The GOI requires extensive documentation prior to allowing import of goods. Local customs brokers are acquainted with the procedures and required format of the documentation. At minimum, the U.S. exporter or his agent must provide a pro-forma invoice, commercial invoice, certificate of origin, bill of lading, packing list, and insurance certificate. In addition to those documents additional certificates are often required by technical agencies with an interest in the content and conformance of the imported product such as food, pharmaceutical, seeds, or chemicals.
The process of providing the documentation includes a requirement that the importer notify the Customs Office prior to arrival of goods and submit import documents electronically through the electronic data interchange (EDI) in a standardized format placed on flash drives.
U.S. Export Controls
On November 16, 2005 the Executive Branch, in accordance with the provisions of Section 599(b) of the Fiscal Year 2006 Foreign Operations, Export Financing, and Related Programs Appropriation Act, waived restrictions placed on the export of lethal defense articles and related defense services for end use by the Indonesian Armed Forces. Applications are processed on a case-by-case basis, in accordance with standard practice.
The GOI encourages foreign investors who export to locate their operations in bonded or export processing zones (EPZ). There are a number of EPZs in Indonesia, the most well known being Batam Island, located 20 kilometers south of Singapore. Indonesia also has several bonded zones or areas that are designated as entry ports for export destined production (EPTE). Companies are encouraged to locate in bonded zones or industrial estates whenever possible. Other free trade zones include a facility near Tanjung Priok, Jakarta’s main port, and a bonded warehouse in Cakung, also near Jakarta.
There is a duty drawback facility (BAPEKSTA) for exports located outside the zones. Foreign and domestic investors wishing to establish projects in a bonded area must apply to the Capital Investment Coordinating Board (see Chapter VI, Investment Climate.)

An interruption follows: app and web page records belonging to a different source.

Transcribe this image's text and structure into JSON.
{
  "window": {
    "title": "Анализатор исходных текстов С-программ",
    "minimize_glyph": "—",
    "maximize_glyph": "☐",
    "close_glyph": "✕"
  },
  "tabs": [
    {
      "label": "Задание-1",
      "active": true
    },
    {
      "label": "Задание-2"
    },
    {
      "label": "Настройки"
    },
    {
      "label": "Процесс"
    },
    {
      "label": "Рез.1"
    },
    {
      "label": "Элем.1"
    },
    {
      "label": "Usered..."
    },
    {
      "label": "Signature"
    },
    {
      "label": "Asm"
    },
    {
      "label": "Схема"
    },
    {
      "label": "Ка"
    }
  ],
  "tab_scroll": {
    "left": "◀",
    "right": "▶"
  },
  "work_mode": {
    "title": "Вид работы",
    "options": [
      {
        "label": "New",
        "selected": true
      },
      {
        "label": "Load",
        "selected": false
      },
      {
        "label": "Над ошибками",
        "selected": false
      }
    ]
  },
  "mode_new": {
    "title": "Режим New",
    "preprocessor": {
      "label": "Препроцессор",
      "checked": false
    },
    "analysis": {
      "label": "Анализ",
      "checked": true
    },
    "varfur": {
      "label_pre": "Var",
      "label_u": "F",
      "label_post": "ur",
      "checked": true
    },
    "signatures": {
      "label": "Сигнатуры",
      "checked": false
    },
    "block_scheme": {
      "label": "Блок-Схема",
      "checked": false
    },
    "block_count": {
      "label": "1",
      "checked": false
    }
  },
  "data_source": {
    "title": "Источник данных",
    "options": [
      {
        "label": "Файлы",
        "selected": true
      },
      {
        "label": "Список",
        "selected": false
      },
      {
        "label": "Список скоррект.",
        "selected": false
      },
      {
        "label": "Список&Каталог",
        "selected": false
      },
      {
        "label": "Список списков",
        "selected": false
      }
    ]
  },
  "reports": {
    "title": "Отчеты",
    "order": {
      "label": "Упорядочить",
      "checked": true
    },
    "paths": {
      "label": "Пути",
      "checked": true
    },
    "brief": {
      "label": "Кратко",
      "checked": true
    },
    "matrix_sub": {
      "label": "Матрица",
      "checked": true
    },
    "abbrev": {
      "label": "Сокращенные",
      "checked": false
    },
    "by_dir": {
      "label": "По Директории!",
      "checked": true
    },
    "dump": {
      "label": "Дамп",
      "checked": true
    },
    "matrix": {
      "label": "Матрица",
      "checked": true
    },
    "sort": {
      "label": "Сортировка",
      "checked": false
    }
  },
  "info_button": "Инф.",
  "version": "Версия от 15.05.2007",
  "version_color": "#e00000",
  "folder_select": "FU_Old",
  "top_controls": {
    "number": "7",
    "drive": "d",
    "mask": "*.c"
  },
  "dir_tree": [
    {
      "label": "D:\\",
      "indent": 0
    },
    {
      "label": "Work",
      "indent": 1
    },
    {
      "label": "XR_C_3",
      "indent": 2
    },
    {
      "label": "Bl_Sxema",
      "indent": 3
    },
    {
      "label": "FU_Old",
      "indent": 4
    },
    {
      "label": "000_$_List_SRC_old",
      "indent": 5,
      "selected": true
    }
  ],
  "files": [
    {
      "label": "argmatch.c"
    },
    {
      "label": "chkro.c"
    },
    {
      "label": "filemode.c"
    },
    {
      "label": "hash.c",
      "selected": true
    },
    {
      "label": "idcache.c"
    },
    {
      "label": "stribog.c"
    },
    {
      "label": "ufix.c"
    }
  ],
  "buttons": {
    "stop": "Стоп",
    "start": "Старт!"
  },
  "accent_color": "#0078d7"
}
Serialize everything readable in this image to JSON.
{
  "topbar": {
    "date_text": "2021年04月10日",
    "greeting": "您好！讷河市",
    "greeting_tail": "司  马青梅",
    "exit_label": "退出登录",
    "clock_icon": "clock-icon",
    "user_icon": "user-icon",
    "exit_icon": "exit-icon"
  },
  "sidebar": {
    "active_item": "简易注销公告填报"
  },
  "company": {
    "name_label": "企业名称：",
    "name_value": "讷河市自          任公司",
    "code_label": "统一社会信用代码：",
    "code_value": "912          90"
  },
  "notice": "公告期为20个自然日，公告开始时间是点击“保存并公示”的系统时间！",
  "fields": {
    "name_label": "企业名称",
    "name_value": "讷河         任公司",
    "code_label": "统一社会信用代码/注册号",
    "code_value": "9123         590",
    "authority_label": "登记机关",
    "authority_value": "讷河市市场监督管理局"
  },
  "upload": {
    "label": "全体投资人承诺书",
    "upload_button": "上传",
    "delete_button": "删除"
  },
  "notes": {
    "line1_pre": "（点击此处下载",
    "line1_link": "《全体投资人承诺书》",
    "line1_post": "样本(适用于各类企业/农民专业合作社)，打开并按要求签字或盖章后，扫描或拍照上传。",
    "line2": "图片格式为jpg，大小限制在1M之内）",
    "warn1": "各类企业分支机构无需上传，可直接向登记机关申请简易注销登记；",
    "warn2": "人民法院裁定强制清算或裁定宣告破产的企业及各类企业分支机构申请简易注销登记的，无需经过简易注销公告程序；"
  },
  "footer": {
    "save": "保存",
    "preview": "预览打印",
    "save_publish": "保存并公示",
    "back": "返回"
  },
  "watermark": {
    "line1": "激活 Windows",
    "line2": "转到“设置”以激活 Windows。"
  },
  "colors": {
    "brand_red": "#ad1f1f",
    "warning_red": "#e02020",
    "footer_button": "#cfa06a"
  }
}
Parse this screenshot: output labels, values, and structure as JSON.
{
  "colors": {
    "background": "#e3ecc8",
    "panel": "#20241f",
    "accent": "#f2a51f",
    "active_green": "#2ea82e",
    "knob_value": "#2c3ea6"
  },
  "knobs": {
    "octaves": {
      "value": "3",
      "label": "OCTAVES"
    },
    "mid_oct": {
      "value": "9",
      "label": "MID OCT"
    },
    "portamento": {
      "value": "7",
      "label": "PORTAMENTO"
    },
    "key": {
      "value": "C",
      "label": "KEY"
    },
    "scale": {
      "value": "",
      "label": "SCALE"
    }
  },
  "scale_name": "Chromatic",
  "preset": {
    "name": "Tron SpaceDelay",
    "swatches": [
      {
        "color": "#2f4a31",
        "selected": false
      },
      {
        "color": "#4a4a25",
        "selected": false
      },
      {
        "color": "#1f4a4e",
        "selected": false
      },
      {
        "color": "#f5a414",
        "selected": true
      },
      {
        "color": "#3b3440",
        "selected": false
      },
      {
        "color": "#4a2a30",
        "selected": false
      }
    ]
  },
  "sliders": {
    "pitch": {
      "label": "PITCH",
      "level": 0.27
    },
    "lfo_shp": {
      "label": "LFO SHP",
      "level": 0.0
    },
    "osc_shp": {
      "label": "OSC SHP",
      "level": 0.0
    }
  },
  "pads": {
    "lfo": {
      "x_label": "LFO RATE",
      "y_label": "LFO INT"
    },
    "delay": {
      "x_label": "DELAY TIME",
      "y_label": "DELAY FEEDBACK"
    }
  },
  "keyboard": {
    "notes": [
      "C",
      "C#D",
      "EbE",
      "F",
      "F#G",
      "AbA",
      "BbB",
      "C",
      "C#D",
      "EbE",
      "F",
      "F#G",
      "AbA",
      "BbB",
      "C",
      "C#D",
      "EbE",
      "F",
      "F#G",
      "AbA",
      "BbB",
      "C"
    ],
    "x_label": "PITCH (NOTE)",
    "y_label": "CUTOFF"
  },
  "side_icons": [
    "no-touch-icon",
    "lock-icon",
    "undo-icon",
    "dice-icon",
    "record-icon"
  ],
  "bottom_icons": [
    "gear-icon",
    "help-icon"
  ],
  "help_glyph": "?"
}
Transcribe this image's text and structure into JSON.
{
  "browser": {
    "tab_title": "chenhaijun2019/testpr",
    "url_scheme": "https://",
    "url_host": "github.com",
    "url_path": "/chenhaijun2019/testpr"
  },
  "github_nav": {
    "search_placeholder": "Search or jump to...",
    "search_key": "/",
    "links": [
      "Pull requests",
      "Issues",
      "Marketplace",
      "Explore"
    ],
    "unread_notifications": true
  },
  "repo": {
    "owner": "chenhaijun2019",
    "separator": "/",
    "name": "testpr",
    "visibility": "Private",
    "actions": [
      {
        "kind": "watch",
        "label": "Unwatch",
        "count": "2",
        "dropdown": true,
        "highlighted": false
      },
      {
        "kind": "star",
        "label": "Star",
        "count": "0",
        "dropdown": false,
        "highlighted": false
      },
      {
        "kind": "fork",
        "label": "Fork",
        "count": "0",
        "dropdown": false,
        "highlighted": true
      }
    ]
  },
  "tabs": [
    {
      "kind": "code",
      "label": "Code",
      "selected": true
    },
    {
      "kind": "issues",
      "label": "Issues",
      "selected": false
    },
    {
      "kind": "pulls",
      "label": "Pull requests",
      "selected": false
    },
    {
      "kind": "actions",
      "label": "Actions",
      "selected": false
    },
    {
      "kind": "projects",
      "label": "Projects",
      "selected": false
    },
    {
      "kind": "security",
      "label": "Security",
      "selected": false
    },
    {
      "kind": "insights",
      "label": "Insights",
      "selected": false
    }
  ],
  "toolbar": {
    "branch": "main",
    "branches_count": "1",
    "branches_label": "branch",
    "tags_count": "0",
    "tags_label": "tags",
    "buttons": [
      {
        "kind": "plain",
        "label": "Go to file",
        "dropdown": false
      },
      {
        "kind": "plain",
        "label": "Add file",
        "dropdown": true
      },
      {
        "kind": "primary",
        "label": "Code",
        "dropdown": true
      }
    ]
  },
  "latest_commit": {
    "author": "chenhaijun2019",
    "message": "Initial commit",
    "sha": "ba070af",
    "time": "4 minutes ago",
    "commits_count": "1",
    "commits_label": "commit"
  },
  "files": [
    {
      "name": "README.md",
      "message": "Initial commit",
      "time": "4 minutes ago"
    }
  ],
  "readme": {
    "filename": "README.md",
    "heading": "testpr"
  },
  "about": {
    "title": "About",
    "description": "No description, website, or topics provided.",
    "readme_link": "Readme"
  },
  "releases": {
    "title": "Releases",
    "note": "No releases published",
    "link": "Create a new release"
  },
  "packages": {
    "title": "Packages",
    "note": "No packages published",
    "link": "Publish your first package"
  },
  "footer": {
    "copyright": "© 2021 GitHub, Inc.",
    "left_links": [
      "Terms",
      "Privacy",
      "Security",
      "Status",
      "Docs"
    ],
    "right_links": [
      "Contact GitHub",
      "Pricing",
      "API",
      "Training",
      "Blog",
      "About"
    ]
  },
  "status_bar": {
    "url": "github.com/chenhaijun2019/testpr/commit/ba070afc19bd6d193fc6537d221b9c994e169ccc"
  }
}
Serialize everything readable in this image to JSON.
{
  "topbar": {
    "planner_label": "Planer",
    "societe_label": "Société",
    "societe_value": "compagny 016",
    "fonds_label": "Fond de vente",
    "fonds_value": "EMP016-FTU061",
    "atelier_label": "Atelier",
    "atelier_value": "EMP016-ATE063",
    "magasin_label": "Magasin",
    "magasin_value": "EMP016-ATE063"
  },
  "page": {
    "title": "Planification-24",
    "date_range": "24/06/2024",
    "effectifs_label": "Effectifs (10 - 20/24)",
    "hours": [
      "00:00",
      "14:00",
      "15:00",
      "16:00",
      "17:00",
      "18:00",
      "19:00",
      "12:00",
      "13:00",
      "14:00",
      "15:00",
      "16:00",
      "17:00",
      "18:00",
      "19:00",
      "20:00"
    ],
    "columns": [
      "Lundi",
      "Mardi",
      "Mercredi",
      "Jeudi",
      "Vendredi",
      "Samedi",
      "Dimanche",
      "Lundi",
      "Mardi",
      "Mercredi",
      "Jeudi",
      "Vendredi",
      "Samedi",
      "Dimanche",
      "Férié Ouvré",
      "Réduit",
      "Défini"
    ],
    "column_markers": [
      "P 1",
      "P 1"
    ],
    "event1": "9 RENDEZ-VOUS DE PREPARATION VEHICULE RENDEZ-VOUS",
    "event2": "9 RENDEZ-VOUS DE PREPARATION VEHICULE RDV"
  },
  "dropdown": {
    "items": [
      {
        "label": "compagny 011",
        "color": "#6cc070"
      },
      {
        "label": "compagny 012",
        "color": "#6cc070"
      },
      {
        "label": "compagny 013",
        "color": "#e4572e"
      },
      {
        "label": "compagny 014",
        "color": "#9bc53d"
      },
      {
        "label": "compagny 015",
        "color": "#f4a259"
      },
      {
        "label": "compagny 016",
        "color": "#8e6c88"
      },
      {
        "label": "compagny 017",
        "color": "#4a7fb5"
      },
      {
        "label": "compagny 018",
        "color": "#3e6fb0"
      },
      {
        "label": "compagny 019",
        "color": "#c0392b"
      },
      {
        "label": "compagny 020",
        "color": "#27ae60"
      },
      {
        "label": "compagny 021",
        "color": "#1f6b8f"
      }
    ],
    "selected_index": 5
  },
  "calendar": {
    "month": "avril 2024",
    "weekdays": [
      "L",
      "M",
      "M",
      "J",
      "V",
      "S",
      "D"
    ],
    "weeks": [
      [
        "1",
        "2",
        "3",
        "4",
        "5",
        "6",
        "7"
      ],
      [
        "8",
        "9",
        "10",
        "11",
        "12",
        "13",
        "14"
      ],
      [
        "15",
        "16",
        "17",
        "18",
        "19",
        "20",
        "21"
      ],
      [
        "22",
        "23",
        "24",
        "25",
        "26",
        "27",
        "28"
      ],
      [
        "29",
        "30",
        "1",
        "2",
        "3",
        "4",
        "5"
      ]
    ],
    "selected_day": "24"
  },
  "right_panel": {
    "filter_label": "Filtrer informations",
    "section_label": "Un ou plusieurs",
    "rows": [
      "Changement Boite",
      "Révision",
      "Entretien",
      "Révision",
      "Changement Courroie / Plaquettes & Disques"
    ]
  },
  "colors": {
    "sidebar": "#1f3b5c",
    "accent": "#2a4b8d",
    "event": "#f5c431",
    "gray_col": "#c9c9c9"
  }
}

Labeling and Marking Requirements
The GOI implements the Consumer Protection Law by requiring registration of imported food products. Importers must apply for a registration number (ML) from the Agency for Drug and Food Control (BPOM).
Indonesia’s food and drug agency (BPOM) must individually approve every shipment of processed food, food raw materials, and other food-related ingredients imported into Indonesia. The resulting bureaucratic requirements are inefficient, burdensome and costly to U.S. exporters. U.S. industry also expresses concern that the testing, ingredient and processing requirements for imported packaged food products sometimes require companies to reveal proprietary business information. Some companies have discontinued or reduced sales to Indonesia as a result of BPOM’s enforcement of this requirement.
Indonesia issued a regulation in 1999 requiring a label and a special logo on packaging of food containing transgenic ingredients, but has not yet enforced this requirement due to implementation concerns, including Indonesia’s limited testing capabilities. The GOI has also been gradually implementing a strict food labeling law that requires labels written only in the Indonesian language on all consumer products. Labels may include any other languages, but the main part of the label should be in the Indonesian language. The BPOM officer determines whether to accept the label or applied sticker. U.S. companies, who generally design labels to accommodate several export markets (often in several languages), have concerns about this requirement, which makes it cost ineffective to export smaller volume products.
Indonesian regulations require labels identifying food containing “genetically engineered” ingredients and “irradiated” ingredients. However, the GOI has just started to implement these requirements.